In a sense the domestic cat does get a winter coat because he/she sheds fur in the late spring because there is more light and in the fall (autumn) as the days grow shorter, the coat thickens up for winter. This cycle applies much more to cats who spend time outdoors. The greater the exposure to natural light the greater the shedding of fur. There is no difference between neutered and non-neutered cats. Cats that are indoors all the time are said to shed lightly and constantly grow a new coat throughout the year.
The so called ‘winter coat’ is about shedding hair rather than a positive anatomical process of creating a coat for the winter months. Shedding is initiated more by ambient light rather than temperature.
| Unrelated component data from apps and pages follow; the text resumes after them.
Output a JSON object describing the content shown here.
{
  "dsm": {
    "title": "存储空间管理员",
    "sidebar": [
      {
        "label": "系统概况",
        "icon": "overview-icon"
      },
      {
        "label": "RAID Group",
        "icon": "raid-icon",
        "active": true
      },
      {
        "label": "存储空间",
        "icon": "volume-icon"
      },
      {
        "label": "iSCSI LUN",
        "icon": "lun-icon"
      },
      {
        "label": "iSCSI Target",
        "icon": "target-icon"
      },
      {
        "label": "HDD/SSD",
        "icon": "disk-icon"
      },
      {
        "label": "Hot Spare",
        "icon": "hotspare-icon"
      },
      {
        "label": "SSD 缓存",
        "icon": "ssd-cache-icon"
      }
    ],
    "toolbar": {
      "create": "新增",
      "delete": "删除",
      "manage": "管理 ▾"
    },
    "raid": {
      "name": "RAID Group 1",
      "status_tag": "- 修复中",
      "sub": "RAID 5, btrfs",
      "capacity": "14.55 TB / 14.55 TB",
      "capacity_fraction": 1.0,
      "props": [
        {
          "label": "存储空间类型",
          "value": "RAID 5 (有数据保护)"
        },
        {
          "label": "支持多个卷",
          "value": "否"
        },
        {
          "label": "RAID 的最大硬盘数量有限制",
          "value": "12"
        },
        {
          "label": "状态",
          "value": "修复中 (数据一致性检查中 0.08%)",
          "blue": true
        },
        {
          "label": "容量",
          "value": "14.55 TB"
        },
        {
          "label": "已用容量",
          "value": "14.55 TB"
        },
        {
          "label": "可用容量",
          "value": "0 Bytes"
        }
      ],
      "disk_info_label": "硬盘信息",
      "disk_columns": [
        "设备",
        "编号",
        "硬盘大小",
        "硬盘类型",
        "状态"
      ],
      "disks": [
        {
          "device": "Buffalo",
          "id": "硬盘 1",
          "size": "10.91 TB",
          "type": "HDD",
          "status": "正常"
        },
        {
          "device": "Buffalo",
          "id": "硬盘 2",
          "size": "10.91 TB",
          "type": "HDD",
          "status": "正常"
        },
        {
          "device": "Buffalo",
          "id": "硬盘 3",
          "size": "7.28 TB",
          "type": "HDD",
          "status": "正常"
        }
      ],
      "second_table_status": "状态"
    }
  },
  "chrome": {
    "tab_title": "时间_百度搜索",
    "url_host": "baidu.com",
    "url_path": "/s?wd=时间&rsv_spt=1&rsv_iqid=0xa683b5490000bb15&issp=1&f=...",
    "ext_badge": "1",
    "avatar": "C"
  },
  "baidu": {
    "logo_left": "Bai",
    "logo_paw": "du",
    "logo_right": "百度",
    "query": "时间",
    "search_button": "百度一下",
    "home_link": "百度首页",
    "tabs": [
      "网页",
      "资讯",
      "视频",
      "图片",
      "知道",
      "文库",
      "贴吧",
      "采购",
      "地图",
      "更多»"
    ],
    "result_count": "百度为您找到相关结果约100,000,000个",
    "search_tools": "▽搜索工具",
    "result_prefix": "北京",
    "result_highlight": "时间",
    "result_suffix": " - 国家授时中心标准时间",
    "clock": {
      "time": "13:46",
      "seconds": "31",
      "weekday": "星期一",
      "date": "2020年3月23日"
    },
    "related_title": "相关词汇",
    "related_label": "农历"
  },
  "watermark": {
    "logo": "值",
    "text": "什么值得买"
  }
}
When a cat with a double coat sheds fur the undercoat is shed patchily. This can create a moth eaten appearance. During shedding it is sensible to remove dead hair by daily grooming of your cat. Although I feel it is sensible to do this all the year round.
P.S. Interestingly, using Kindle, if you search for ‘shedding’ or ‘winter coat’ on one of the best books on the domestic cat: Cat Sense: The Feline Enigma Revealed the search result will be ZERO. There are no references to winter coat in that book. You can do the same thing with another excellent book on the domestic cat – The Domestic Cat: The Biology if its Behavior.
In a strict sense but depending on what is meant by ‘winter coat’ there is no such thing for the domestic cat. Also there is no such thing as a cat breed who does not shed fur unless you are referring to a breed with no fur. Shedding is a natural process and the breed is irrelevant. Some people wishing to adopt a cat search for non-shedding cats because they don’t like cat hairs in the house. Sorry, you’ll have to accept them.
Source: Myself and Cat Owner’s Home Veterinary Handbook.